--- Supplied data Enclosed Below ---
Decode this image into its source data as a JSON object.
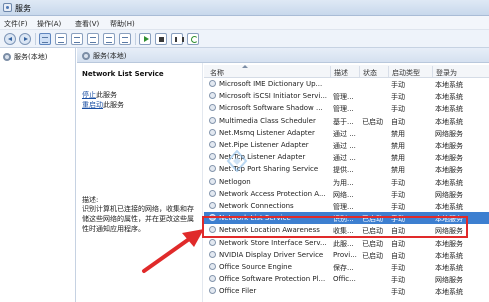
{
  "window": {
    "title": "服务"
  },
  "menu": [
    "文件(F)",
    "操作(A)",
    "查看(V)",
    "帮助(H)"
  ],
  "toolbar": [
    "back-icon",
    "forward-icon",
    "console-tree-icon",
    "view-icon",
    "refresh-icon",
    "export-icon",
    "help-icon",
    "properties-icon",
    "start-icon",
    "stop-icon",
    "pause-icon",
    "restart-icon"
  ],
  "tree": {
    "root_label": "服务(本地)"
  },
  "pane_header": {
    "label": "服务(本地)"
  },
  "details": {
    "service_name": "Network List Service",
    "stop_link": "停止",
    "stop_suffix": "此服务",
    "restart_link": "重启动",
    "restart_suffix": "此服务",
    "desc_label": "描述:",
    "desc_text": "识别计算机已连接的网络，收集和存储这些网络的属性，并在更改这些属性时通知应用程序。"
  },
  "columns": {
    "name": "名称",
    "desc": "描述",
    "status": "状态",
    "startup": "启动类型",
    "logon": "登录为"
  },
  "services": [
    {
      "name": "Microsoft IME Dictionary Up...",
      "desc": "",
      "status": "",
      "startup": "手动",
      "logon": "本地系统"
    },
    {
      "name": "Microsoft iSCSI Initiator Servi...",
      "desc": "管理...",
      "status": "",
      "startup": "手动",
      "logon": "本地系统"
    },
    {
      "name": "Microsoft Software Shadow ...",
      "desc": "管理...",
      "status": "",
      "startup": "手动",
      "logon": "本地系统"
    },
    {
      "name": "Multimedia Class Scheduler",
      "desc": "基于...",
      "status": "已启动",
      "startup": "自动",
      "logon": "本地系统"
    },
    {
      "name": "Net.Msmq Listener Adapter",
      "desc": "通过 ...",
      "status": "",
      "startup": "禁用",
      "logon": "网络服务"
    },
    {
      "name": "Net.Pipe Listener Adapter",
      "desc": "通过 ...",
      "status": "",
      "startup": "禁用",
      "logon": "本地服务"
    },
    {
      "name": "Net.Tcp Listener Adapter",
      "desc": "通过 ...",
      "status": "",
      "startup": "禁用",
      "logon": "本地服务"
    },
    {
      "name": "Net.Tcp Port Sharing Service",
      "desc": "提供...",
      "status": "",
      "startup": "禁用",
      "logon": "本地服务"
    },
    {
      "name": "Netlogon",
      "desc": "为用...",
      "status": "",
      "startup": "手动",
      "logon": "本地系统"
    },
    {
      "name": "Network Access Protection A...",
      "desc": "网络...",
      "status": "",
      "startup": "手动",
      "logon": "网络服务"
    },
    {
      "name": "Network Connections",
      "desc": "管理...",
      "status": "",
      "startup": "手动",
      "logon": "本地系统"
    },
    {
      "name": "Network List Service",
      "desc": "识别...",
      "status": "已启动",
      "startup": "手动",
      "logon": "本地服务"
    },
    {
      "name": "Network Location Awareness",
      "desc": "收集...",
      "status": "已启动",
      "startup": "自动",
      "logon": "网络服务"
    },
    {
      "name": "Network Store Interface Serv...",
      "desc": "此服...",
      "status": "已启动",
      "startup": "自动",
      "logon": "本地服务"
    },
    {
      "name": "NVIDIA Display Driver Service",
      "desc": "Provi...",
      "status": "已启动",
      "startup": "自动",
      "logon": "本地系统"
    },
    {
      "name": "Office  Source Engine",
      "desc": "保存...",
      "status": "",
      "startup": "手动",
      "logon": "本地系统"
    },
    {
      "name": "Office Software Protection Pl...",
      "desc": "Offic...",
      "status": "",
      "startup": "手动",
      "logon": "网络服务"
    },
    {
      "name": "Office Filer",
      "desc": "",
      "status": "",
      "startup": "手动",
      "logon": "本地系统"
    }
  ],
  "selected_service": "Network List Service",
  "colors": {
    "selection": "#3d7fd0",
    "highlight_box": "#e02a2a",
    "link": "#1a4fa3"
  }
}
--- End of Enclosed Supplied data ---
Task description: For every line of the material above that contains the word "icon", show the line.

Exercise result:
    "back-icon",
    "forward-icon",
    "console-tree-icon",
    "view-icon",
    "refresh-icon",
    "export-icon",
    "help-icon",
    "properties-icon",
    "start-icon",
    "stop-icon",
    "pause-icon",
    "restart-icon"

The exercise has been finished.